====== Information shown ======
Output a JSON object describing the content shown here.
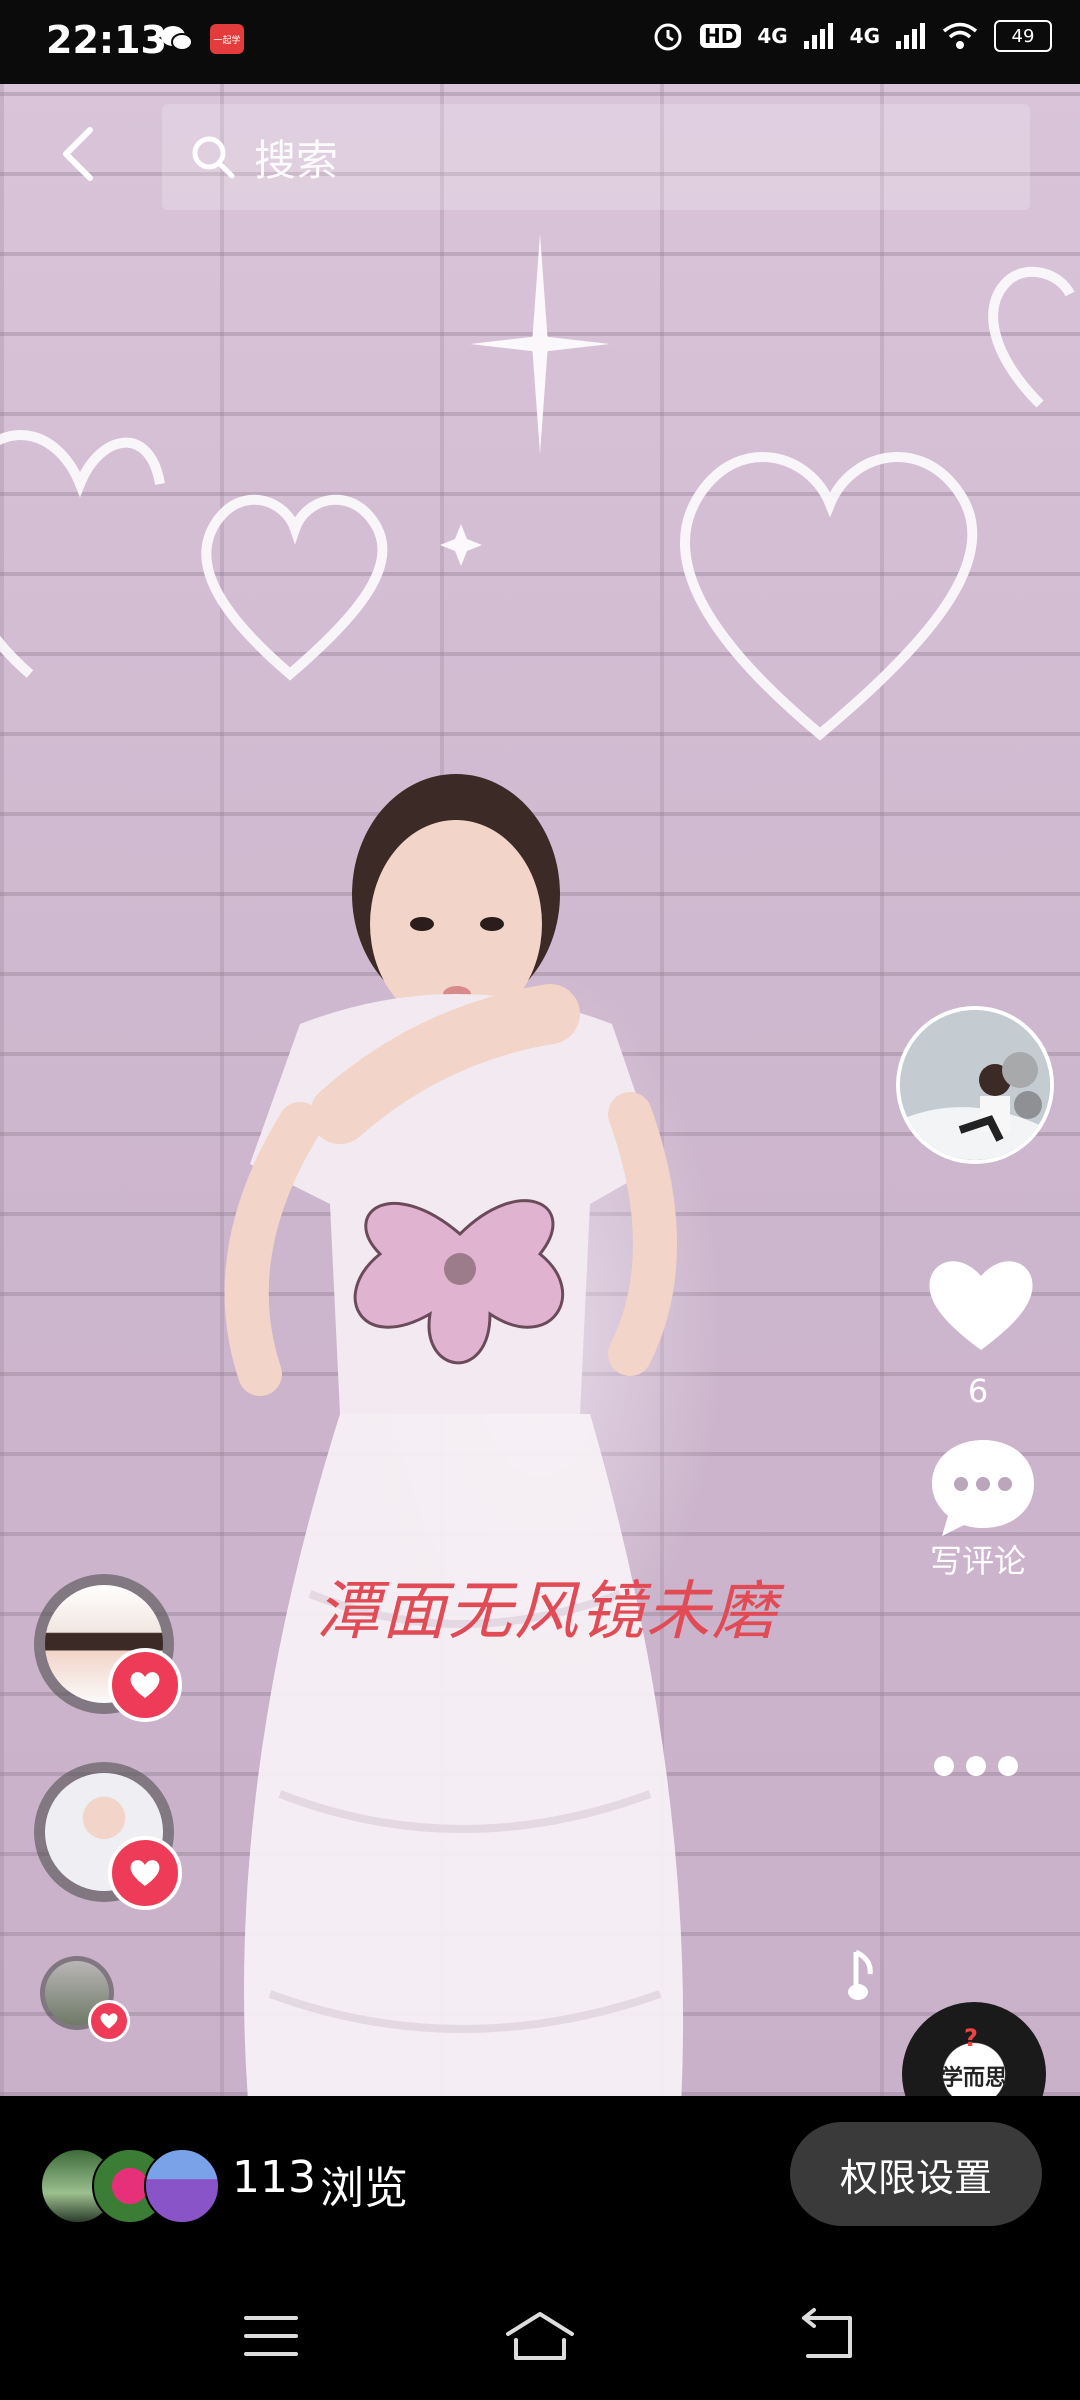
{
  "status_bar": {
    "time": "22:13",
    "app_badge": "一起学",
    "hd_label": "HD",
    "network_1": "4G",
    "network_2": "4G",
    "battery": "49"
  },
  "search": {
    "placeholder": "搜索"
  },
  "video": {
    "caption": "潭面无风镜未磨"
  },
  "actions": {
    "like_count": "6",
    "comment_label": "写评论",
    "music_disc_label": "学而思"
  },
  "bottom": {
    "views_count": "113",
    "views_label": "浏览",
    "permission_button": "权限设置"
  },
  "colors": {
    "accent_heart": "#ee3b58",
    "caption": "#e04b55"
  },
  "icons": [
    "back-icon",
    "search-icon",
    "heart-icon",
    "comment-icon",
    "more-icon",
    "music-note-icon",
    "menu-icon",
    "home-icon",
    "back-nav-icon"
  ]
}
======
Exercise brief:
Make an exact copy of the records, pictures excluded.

Exercise output:
Output a JSON object describing the content shown here.
{
  "status_bar": {
    "time": "22:13",
    "app_badge": "一起学",
    "hd_label": "HD",
    "network_1": "4G",
    "network_2": "4G",
    "battery": "49"
  },
  "search": {
    "placeholder": "搜索"
  },
  "video": {
    "caption": "潭面无风镜未磨"
  },
  "actions": {
    "like_count": "6",
    "comment_label": "写评论",
    "music_disc_label": "学而思"
  },
  "bottom": {
    "views_count": "113",
    "views_label": "浏览",
    "permission_button": "权限设置"
  },
  "colors": {
    "accent_heart": "#ee3b58",
    "caption": "#e04b55"
  },
  "icons": [
    "back-icon",
    "search-icon",
    "heart-icon",
    "comment-icon",
    "more-icon",
    "music-note-icon",
    "menu-icon",
    "home-icon",
    "back-nav-icon"
  ]
}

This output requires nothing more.